> WHAT TO PRODUCE
Find each line below where the word "scaduto" occurs, and copy it.

Records from a dataset
__________________________________________________
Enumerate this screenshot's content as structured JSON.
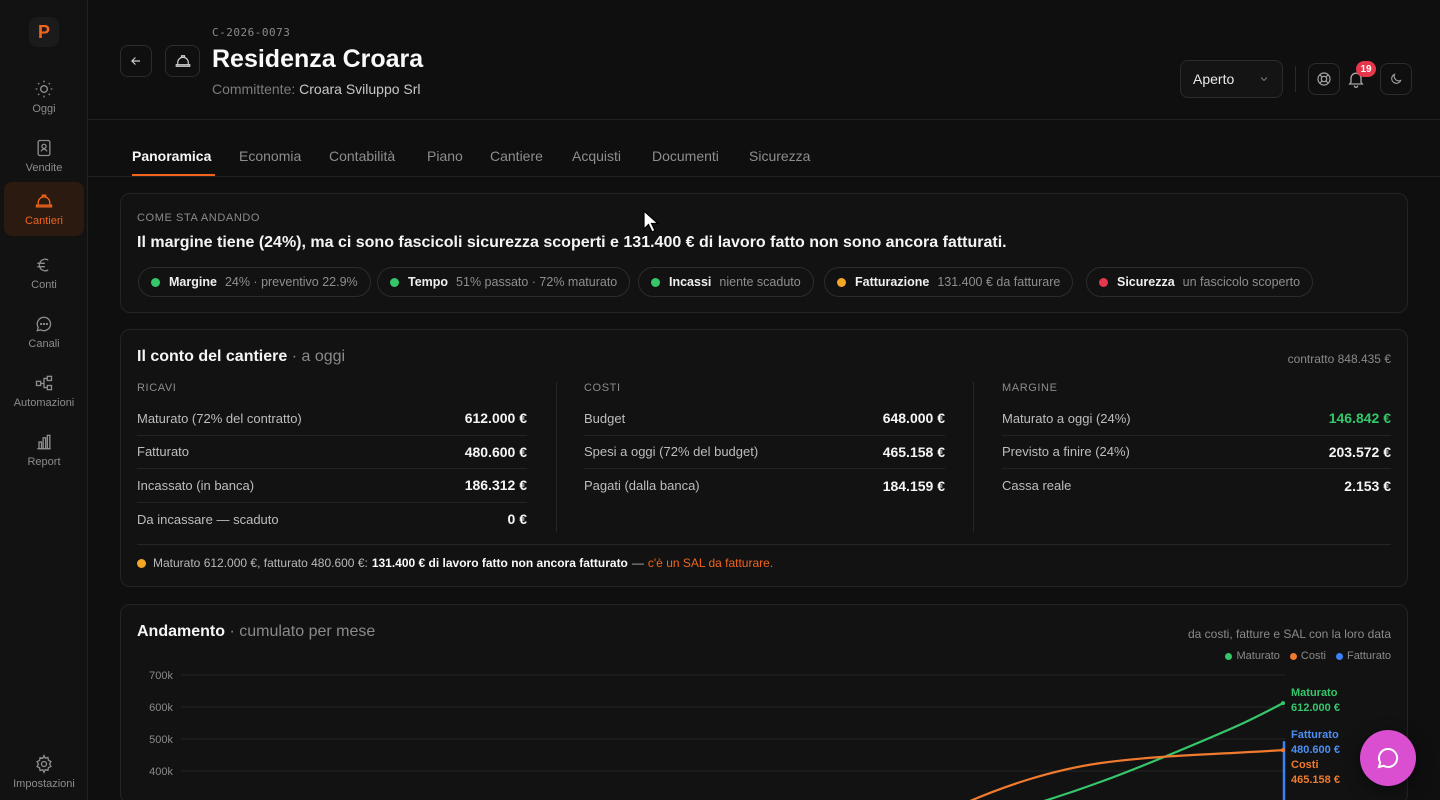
{
  "sidebar": {
    "logo": "P",
    "items": [
      {
        "label": "Oggi",
        "icon": "sun-icon"
      },
      {
        "label": "Vendite",
        "icon": "contact-book-icon"
      },
      {
        "label": "Cantieri",
        "icon": "hard-hat-icon"
      },
      {
        "label": "Conti",
        "icon": "euro-icon"
      },
      {
        "label": "Canali",
        "icon": "chat-icon"
      },
      {
        "label": "Automazioni",
        "icon": "workflow-icon"
      },
      {
        "label": "Report",
        "icon": "bar-chart-icon"
      }
    ],
    "settings_label": "Impostazioni"
  },
  "header": {
    "code": "C-2026-0073",
    "title": "Residenza Croara",
    "client_label": "Committente:",
    "client_name": "Croara Sviluppo Srl",
    "status": "Aperto",
    "notifications_count": "19"
  },
  "tabs": [
    "Panoramica",
    "Economia",
    "Contabilità",
    "Piano",
    "Cantiere",
    "Acquisti",
    "Documenti",
    "Sicurezza"
  ],
  "summary": {
    "overline": "COME STA ANDANDO",
    "headline": "Il margine tiene (24%), ma ci sono fascicoli sicurezza scoperti e 131.400 € di lavoro fatto non sono ancora fatturati.",
    "pills": [
      {
        "key": "Margine",
        "value": "24% · preventivo 22.9%",
        "color": "#35c76a"
      },
      {
        "key": "Tempo",
        "value": "51% passato · 72% maturato",
        "color": "#35c76a"
      },
      {
        "key": "Incassi",
        "value": "niente scaduto",
        "color": "#35c76a"
      },
      {
        "key": "Fatturazione",
        "value": "131.400 € da fatturare",
        "color": "#f5a623"
      },
      {
        "key": "Sicurezza",
        "value": "un fascicolo scoperto",
        "color": "#e5364b"
      }
    ]
  },
  "conto": {
    "title": "Il conto del cantiere",
    "subtitle": " · a oggi",
    "contract": "contratto 848.435 €",
    "ricavi": {
      "head": "RICAVI",
      "rows": [
        {
          "label": "Maturato (72% del contratto)",
          "value": "612.000 €"
        },
        {
          "label": "Fatturato",
          "value": "480.600 €"
        },
        {
          "label": "Incassato (in banca)",
          "value": "186.312 €"
        },
        {
          "label": "Da incassare — scaduto",
          "value": "0 €"
        }
      ]
    },
    "costi": {
      "head": "COSTI",
      "rows": [
        {
          "label": "Budget",
          "value": "648.000 €"
        },
        {
          "label": "Spesi a oggi (72% del budget)",
          "value": "465.158 €"
        },
        {
          "label": "Pagati (dalla banca)",
          "value": "184.159 €"
        }
      ]
    },
    "margine": {
      "head": "MARGINE",
      "rows": [
        {
          "label": "Maturato a oggi (24%)",
          "value": "146.842 €"
        },
        {
          "label": "Previsto a finire (24%)",
          "value": "203.572 €"
        },
        {
          "label": "Cassa reale",
          "value": "2.153 €"
        }
      ]
    },
    "note_prefix": "Maturato 612.000 €, fatturato 480.600 €:",
    "note_bold": "131.400 € di lavoro fatto non ancora fatturato",
    "note_dash": "—",
    "note_warn": "c'è un SAL da fatturare."
  },
  "andamento": {
    "title": "Andamento",
    "subtitle": " · cumulato per mese",
    "right_note": "da costi, fatture e SAL con la loro data",
    "legend": [
      {
        "name": "Maturato",
        "color": "#35c76a"
      },
      {
        "name": "Costi",
        "color": "#f07a2e"
      },
      {
        "name": "Fatturato",
        "color": "#3b82f6"
      }
    ],
    "end_labels": [
      {
        "name": "Maturato",
        "value": "612.000 €",
        "color": "#35c76a"
      },
      {
        "name": "Fatturato",
        "value": "480.600 €",
        "color": "#4d8ff0"
      },
      {
        "name": "Costi",
        "value": "465.158 €",
        "color": "#f07a2e"
      }
    ]
  },
  "chart_data": {
    "type": "line",
    "title": "Andamento",
    "ylim": [
      0,
      700000
    ],
    "y_ticks": [
      "700k",
      "600k",
      "500k",
      "400k"
    ],
    "y_tick_values": [
      700000,
      600000,
      500000,
      400000
    ],
    "grid": true,
    "legend": "top-right",
    "series": [
      {
        "name": "Maturato",
        "end_value": 612000
      },
      {
        "name": "Costi",
        "end_value": 465158
      },
      {
        "name": "Fatturato",
        "end_value": 480600
      }
    ]
  }
}
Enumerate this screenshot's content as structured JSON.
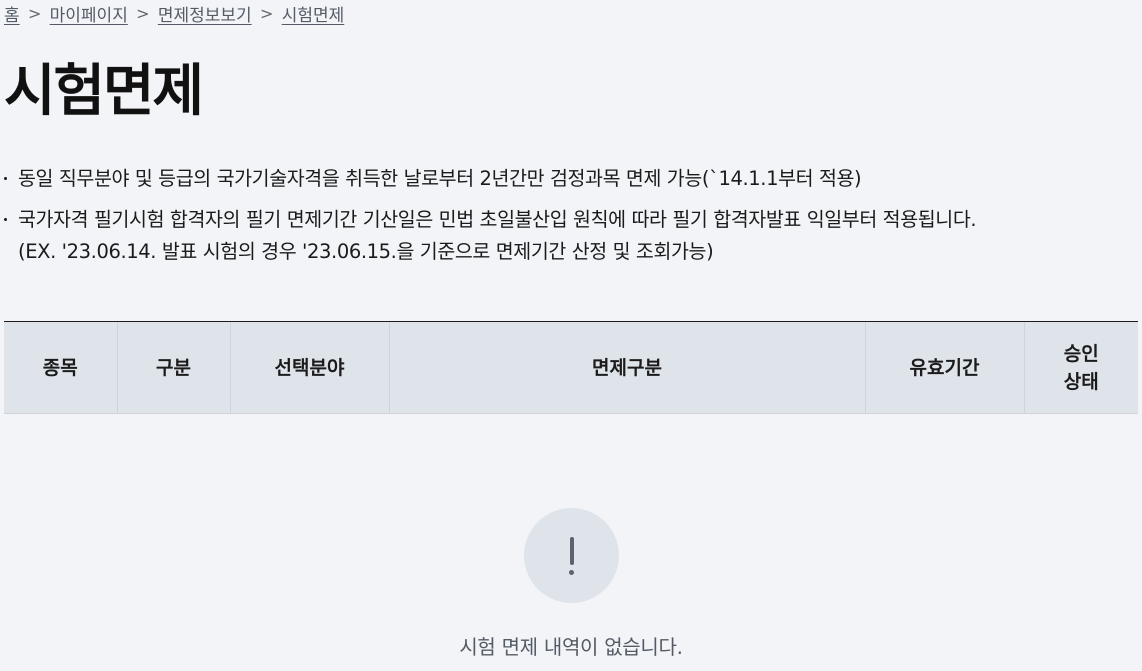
{
  "breadcrumb": [
    {
      "label": "홈"
    },
    {
      "label": "마이페이지"
    },
    {
      "label": "면제정보보기"
    },
    {
      "label": "시험면제"
    }
  ],
  "breadcrumb_separator": ">",
  "page_title": "시험면제",
  "notices": [
    {
      "lines": [
        "동일 직무분야 및 등급의 국가기술자격을 취득한 날로부터 2년간만 검정과목 면제 가능(`14.1.1부터 적용)"
      ]
    },
    {
      "lines": [
        "국가자격 필기시험 합격자의 필기 면제기간 기산일은 민법 초일불산입 원칙에 따라 필기 합격자발표 익일부터 적용됩니다.",
        "(EX. '23.06.14. 발표 시험의 경우 '23.06.15.을 기준으로 면제기간 산정 및 조회가능)"
      ]
    }
  ],
  "table": {
    "columns": [
      {
        "label": "종목"
      },
      {
        "label": "구분"
      },
      {
        "label": "선택분야"
      },
      {
        "label": "면제구분"
      },
      {
        "label": "유효기간"
      },
      {
        "label": "승인\n상태"
      }
    ],
    "rows": []
  },
  "empty_state": {
    "icon": "exclamation-icon",
    "message": "시험 면제 내역이 없습니다."
  },
  "colors": {
    "background": "#f2f4f8",
    "header_background": "#dfe3ea",
    "text": "#1b1b1b",
    "muted_text": "#555b66"
  }
}
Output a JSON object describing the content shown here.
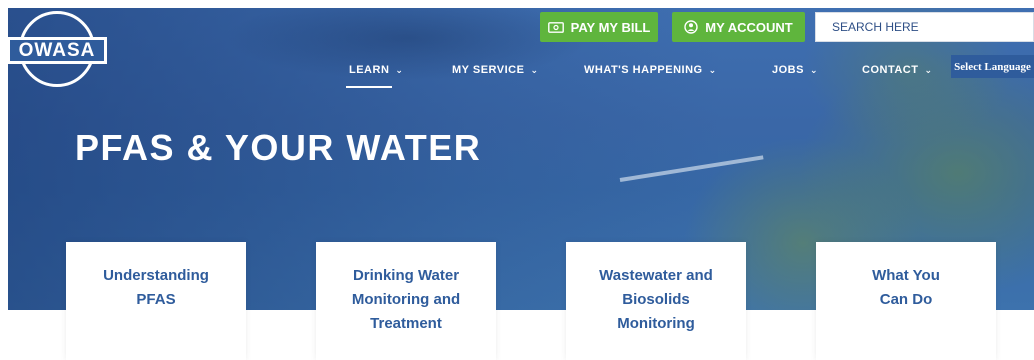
{
  "brand": {
    "logo_text": "OWASA"
  },
  "header": {
    "pay_bill_label": "PAY MY BILL",
    "my_account_label": "MY ACCOUNT",
    "search_placeholder": "SEARCH HERE",
    "select_language_label": "Select Language"
  },
  "nav": {
    "items": [
      {
        "label": "LEARN",
        "active": true
      },
      {
        "label": "MY SERVICE"
      },
      {
        "label": "WHAT'S HAPPENING"
      },
      {
        "label": "JOBS"
      },
      {
        "label": "CONTACT"
      }
    ],
    "chevron": "⌄"
  },
  "hero": {
    "title": "PFAS & YOUR WATER"
  },
  "cards": [
    {
      "label": "Understanding PFAS"
    },
    {
      "label": "Drinking Water Monitoring and Treatment"
    },
    {
      "label": "Wastewater and Biosolids Monitoring"
    },
    {
      "label": "What You Can Do"
    }
  ],
  "colors": {
    "primary_blue": "#2f5c9c",
    "action_green": "#5fb53d"
  },
  "icons": {
    "pay_bill": "money-bill-icon",
    "my_account": "user-circle-icon",
    "nav_dropdown": "chevron-down-icon"
  }
}
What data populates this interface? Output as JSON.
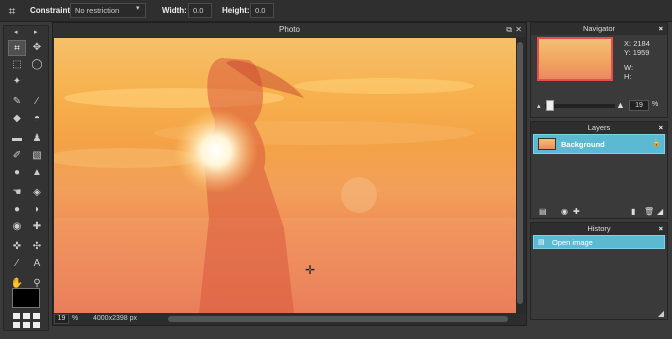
{
  "options_bar": {
    "constraint_label": "Constraint:",
    "constraint_value": "No restriction",
    "constraint_arrow": "▾",
    "width_label": "Width:",
    "width_value": "0.0",
    "height_label": "Height:",
    "height_value": "0.0",
    "tool_icon": "crop-icon"
  },
  "toolbox": {
    "nav_left": "◂",
    "nav_right": "▸",
    "tools": [
      {
        "name": "crop-tool",
        "glyph": "⌗"
      },
      {
        "name": "move-tool",
        "glyph": "✥"
      },
      {
        "name": "marquee-tool",
        "glyph": "⬚"
      },
      {
        "name": "lasso-tool",
        "glyph": "◯"
      },
      {
        "name": "magic-wand-tool",
        "glyph": "✦"
      },
      {
        "name": "pencil-tool",
        "glyph": "✎"
      },
      {
        "name": "brush-tool",
        "glyph": "∕"
      },
      {
        "name": "eraser-tool",
        "glyph": "◆"
      },
      {
        "name": "paint-bucket-tool",
        "glyph": "◓"
      },
      {
        "name": "gradient-tool",
        "glyph": "▬"
      },
      {
        "name": "stamp-tool",
        "glyph": "♟"
      },
      {
        "name": "color-replace-tool",
        "glyph": "✐"
      },
      {
        "name": "draw-tool",
        "glyph": "▧"
      },
      {
        "name": "blur-tool",
        "glyph": "●"
      },
      {
        "name": "sharpen-tool",
        "glyph": "▲"
      },
      {
        "name": "smudge-tool",
        "glyph": "☚"
      },
      {
        "name": "sponge-tool",
        "glyph": "◈"
      },
      {
        "name": "dodge-tool",
        "glyph": "●"
      },
      {
        "name": "burn-tool",
        "glyph": "◗"
      },
      {
        "name": "red-eye-tool",
        "glyph": "◉"
      },
      {
        "name": "spot-heal-tool",
        "glyph": "✚"
      },
      {
        "name": "bloat-tool",
        "glyph": "✜"
      },
      {
        "name": "pinch-tool",
        "glyph": "✣"
      },
      {
        "name": "color-picker-tool",
        "glyph": "∕"
      },
      {
        "name": "type-tool",
        "glyph": "A"
      },
      {
        "name": "hand-tool",
        "glyph": "✋"
      },
      {
        "name": "zoom-tool",
        "glyph": "⚲"
      }
    ]
  },
  "photo": {
    "title": "Photo",
    "zoom": "19",
    "zoom_unit": "%",
    "dimensions": "4000x2398 px"
  },
  "navigator": {
    "title": "Navigator",
    "x_label": "X:",
    "x_value": "2184",
    "y_label": "Y:",
    "y_value": "1959",
    "w_label": "W:",
    "h_label": "H:",
    "zoom": "19",
    "zoom_unit": "%"
  },
  "layers": {
    "title": "Layers",
    "items": [
      {
        "label": "Background"
      }
    ]
  },
  "history": {
    "title": "History",
    "items": [
      {
        "label": "Open image"
      }
    ]
  },
  "colors": {
    "accent": "#5bbad2",
    "panel_bg": "#3a3a3a",
    "foreground_swatch": "#000000"
  }
}
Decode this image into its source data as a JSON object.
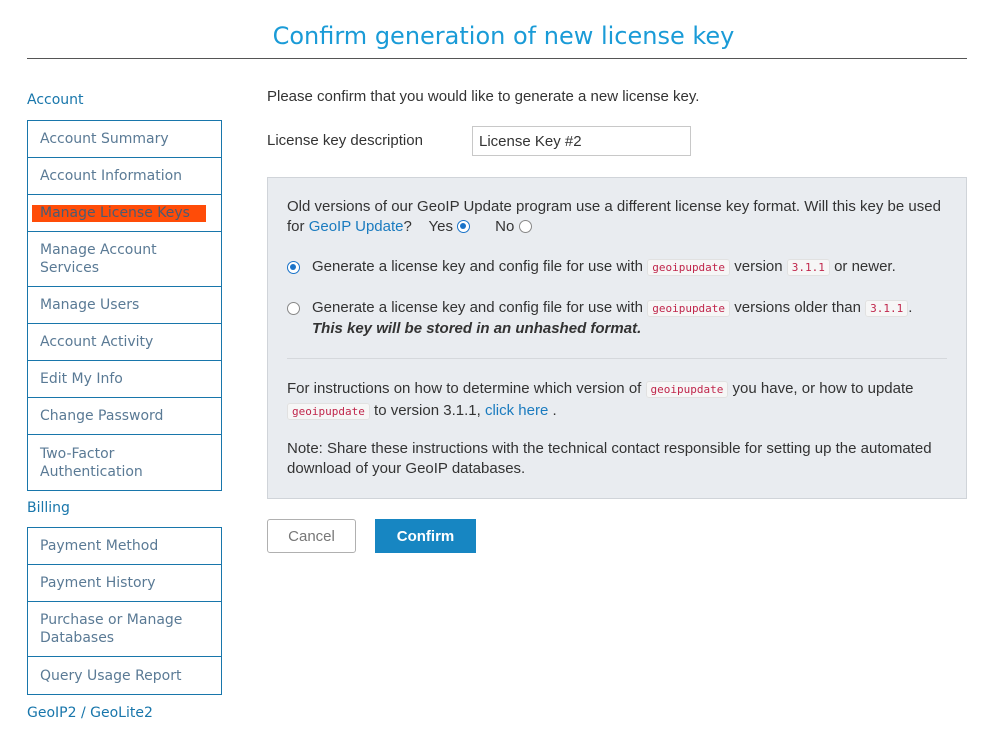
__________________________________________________
> TASK SOLUTION
        "value": "niente scaduto",
          "label": "Da incassare — scaduto",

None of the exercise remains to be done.